Barton, K. (2016). Resilience: a “must have” characteristic in today’s workplace. Retrieved from http://www.witi.com/wire/articles/172/Resilience:-A-%22Must-Have%22-Characteristic-in-Today’s-Workplace/
Barton, T. (2015). How employers can boost employees’ emotional resilience. Retrieved from http://www.employeebenefits.co.uk/issues/may-2015/how-employers-can-boost-employees-emotional-resilience/
CABA. (n.d.). Building personal resilience in the workplace: A webinar for ACA students in partnership with ICEAW. Retrieved from: http://www.icaew.com/~/media/corporate/files/qualifications%20and%20programmes/aca/aca%20students/initial%20professional%20development/cabawebinar%20building%20personal%20resilience%20slides.ashx
Developing resilience: an evidence-based guide for practitioners. (n.d.). Retrieved from http://www.cipd.co.uk/binaries/developing-resilience_2011-evidence-based.pdf
HSE. (n.d.). Work related stress: together we can tackle it. Retrieved from http://www.hse.gov.uk/stress/
Mind. (2013). How to manage stress.

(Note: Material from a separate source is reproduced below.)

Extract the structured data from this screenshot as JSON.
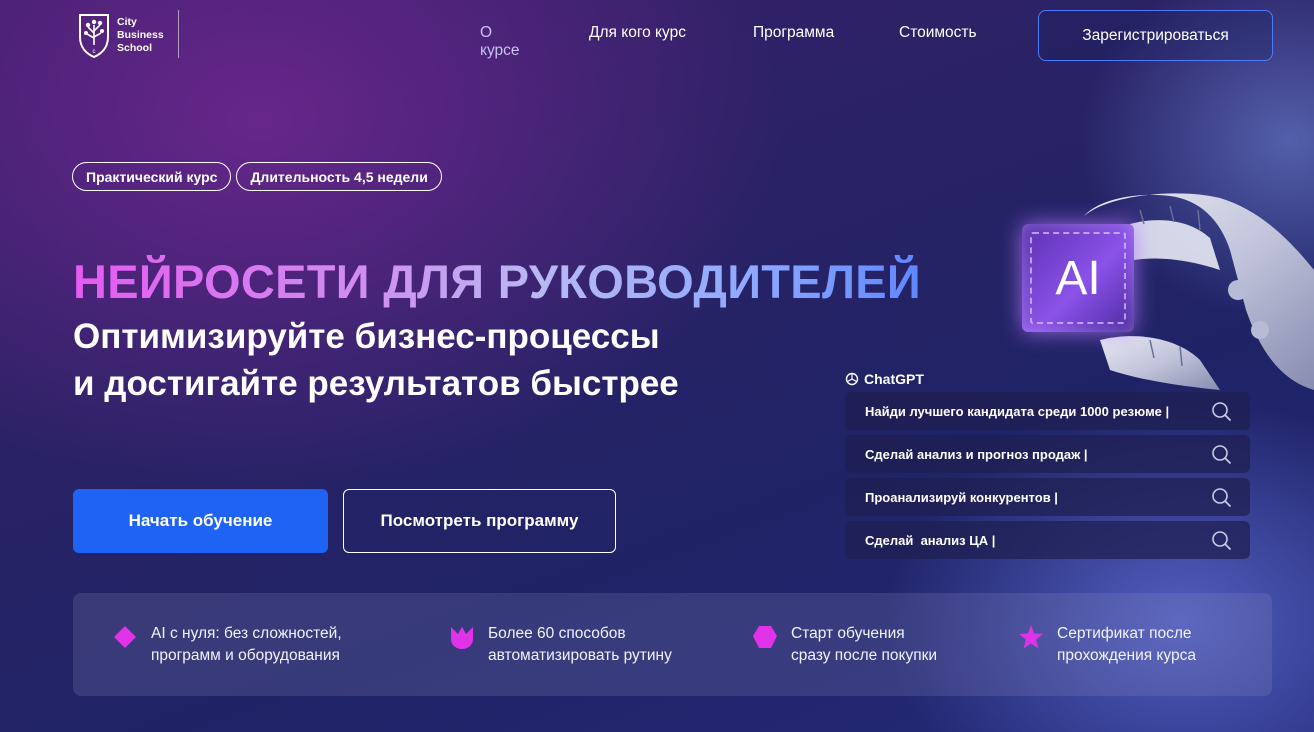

Retrieved from http://www.mind.org.uk/information-support/tips-for-everyday-living/stress/developing-resilience/
Northumberland, Tyne and Wear NHS Foundation Trust. (2013). Self help leaflets. Retrieved from http://www.ntw.nhs.uk/pic/selfhelp/
Nowlan, K. (2015). Six building blocks of resilience for line managers. Retrieved from http://www.personneltoday.com/hr/six-building-blocks-of-resilience-for-line-managers/
Seligman, M. E. P. (2011, April). Building resilience. Harvard Business Review. Retrieved from https://hbr.org/2011/04/building-resilience
University of Portsmouth. Student wellbeing service. (n.d.). Self-help and other resources. Retrieved from http://www.port.ac.uk/students/student-wellbeing-service/self-help-and-other-resources/